scorecardresearch Skip to main content
Around the Horn | First base

Giving Bobby Dalbec shot to start at first base makes sense

A third baseman by trade, Bobby Dalbec has started 23 games at first base during his minor league career. Gerald Herbert/Associated Press

Fourth in a series

Bobby Dalbec has yet to make his major league debut, so it could be a little premature to pencil him into the Red Sox lineup next season as their first baseman.

Then there’s this: He’s not really a first baseman, having started there only 23 times during his four seasons in the minors.

But as the Red Sox seek creative ways to build a more cost-efficient roster under new chief baseball officer Chaim Bloom, giving Dalbec a chance begins to make sense.

As a rookie, Dalbec would add only the major league minimum salary of $563,500 to the payroll while giving the Red Sox righthanded power and what should be above-average defense, given his athletic ability.


There’s also a sense that Dalbec is ready for the moment. He hit 59 home runs over his last two seasons in the minors. In 2019, he posted an impressive .816 OPS with Double A Portland and Triple A Pawtucket.

Dalbec was then selected to play for Team USA in the Premier12 Olympic qualifying tournament. Facing lineups of older professionals in what were eight high-stakes games, he was 7 for 28 with a double, two home runs, five walks, and eight RBIs.

Dalbec started four games at first base in the tournament, something the Red Sox had influence on. It was a sign of where they see him best fitting into their major league roster.

Put it all together and Dalbec should go to spring training with a chance to make the roster, unless the Sox find a veteran alternative via trade or free agency.
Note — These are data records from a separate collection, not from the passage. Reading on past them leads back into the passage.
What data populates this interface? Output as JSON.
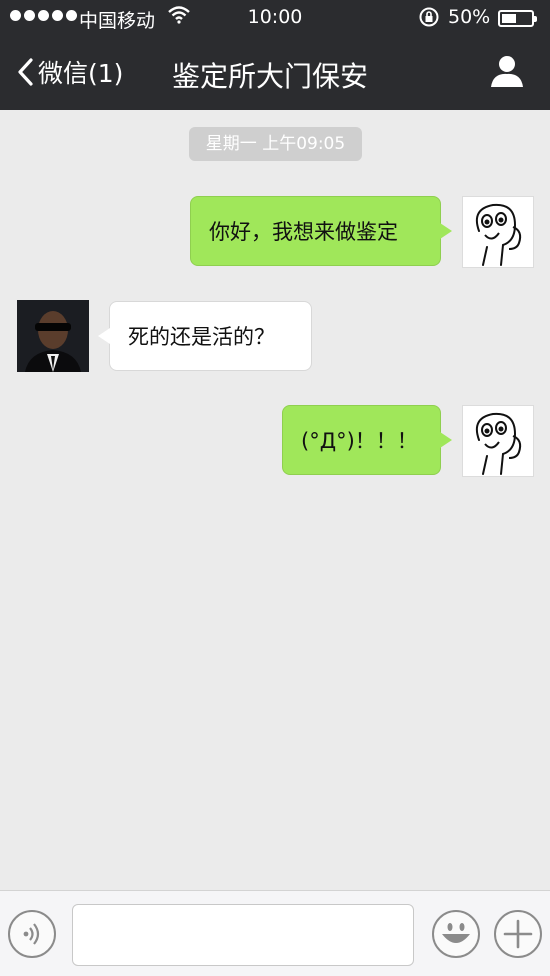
{
  "status_bar": {
    "carrier": "中国移动",
    "time": "10:00",
    "battery_percent": "50%",
    "battery_level": 0.5
  },
  "nav": {
    "back_label": "微信(1)",
    "title": "鉴定所大门保安"
  },
  "chat": {
    "timestamp": "星期一 上午09:05",
    "messages": [
      {
        "from": "me",
        "text": "你好，我想来做鉴定"
      },
      {
        "from": "them",
        "text": "死的还是活的？"
      },
      {
        "from": "me",
        "text": "(°Д°)！！！"
      }
    ]
  },
  "input_bar": {
    "voice_icon": "voice-icon",
    "emoji_icon": "emoji-icon",
    "plus_icon": "plus-icon"
  },
  "colors": {
    "nav_bg": "#2b2c2f",
    "chat_bg": "#ebebeb",
    "bubble_out": "#a0e75a",
    "bubble_in": "#ffffff"
  }
}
There is work to be done, certainly. Dalbec is still developing as a hitter and his transition to the majors, whenever that comes, is sure to include a high number of strikeouts.

But his power plays, which is what the Sox projected when they took Dalbec in the fourth round of the 2016 out of the University of Arizona.
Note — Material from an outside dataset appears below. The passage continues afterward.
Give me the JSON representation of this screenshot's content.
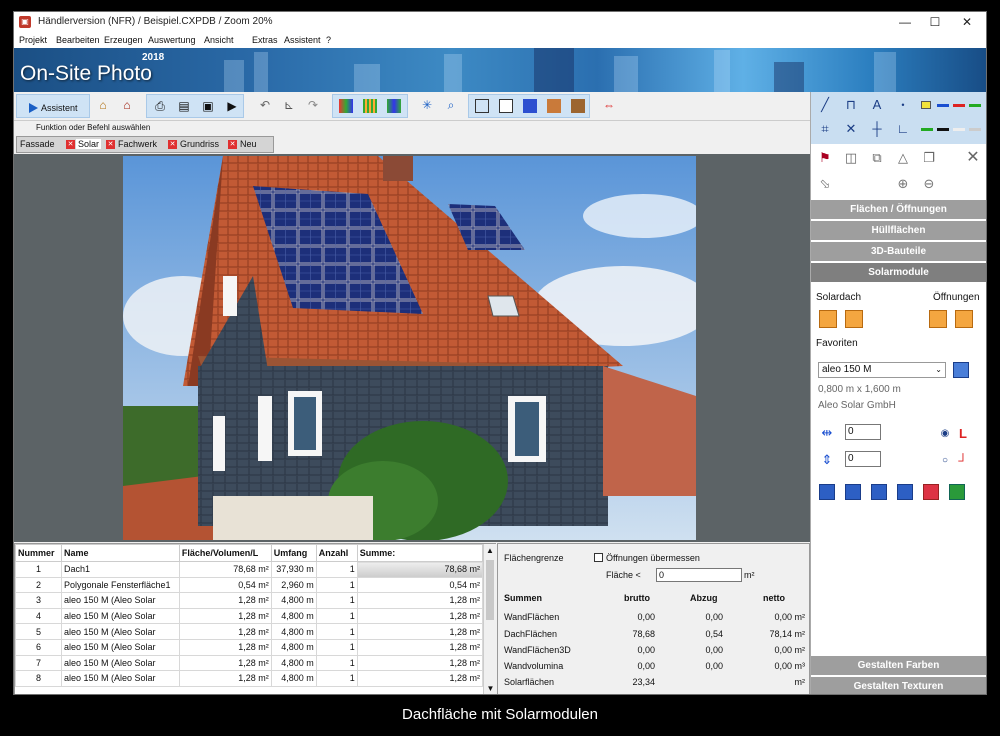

The biggest downside to using Dalbec at first base is that he’s an excellent defensive third baseman with a strong and accurate arm.

But with Rafael Devers at third base, the Red Sox see Dalbec as a first baseman. If Devers regresses defensively, Dalbec could return to third base. But that’s a conversation the Sox hope doesn’t become necessary.

There are other in-house options, too.

Michael Chavis, 24, hit .254 with a .766 OPS, 18 home runs and 58 RBIs over 95 major league games last season. But he also struck out 127 times in 382 plate appearances, a lot even when considering the swing-for-the-fences ethos that has taken over the game.

Chavis started 43 games at first base and 40 at second base and was better than expected at both positions.

Chavis is a candidate to be the full-time first baseman. But he also could fit at second base, left field, or as a utility player, depending on how much roster reconstruction Bloom decides to undertake. Health is a concern, too. Chavis missed the final 41 games of last season because of injuries, including an oblique strain. The Sox initially planned to have him pick up at-bats in winter ball in Puerto Rico but scrapped that plan to have him instead focus on conditioning.

When he’s not catching, Christian Vazquez could play first base from time to time. He had seven starts at the position last season and handled himself well.


Sam Travis has started 38 games at first base since 2017 and could again be a depth option. But Travis has a .288 on-base percentage over 111 major league games and, after six seasons in the organization, could use a fresh start somewhere else. The Sox missed their window to trade him.

That the Red Sox left Josh Ockimey unprotected for the Rule 5 draft tells you their opinion of the 24-year-old, who has hit .206 over 149 Triple A games.

The Sox appear unlikely to bring back free agent Mitch Moreland, who handled first base well over the last three seasons. At a relatively modest cost of $18.5 million, Moreland had a .787 OPS over three seasons and 364 games for the Sox with 56 home runs and well above-average defense.

Moreland also had a .945 OPS in 15 postseason games. His three-run homer in Game 4 of the 2018 World Series started a comeback by the Sox that turned a 4-0 deficit into a 9-6 victory. But Moreland, 34, missed 71 games last season because of back and leg injuries.


Primary 2019 starter: Mitch Moreland.

Projected 2020 starter: Bobby Dalbec.

Major league depth: Michael Chavis, Sam Travis, Christian Vazquez.

Prospect to watch: Josh Ockimey.

Around the Horn

Part 1: It’s all about the rotation if Red Sox hope to rebound in 2020

Part 2: How should Chaim Bloom approach changing the Red Sox bullpen?


Part 3: Red Sox catcher Christian Vazquez is the established starter, but who will be his backup?

Part 4: Giving Bobby Dalbec a chance to start at first base makes sense

Peter Abraham can be reached at Follow him on Twitter @PeteAbe.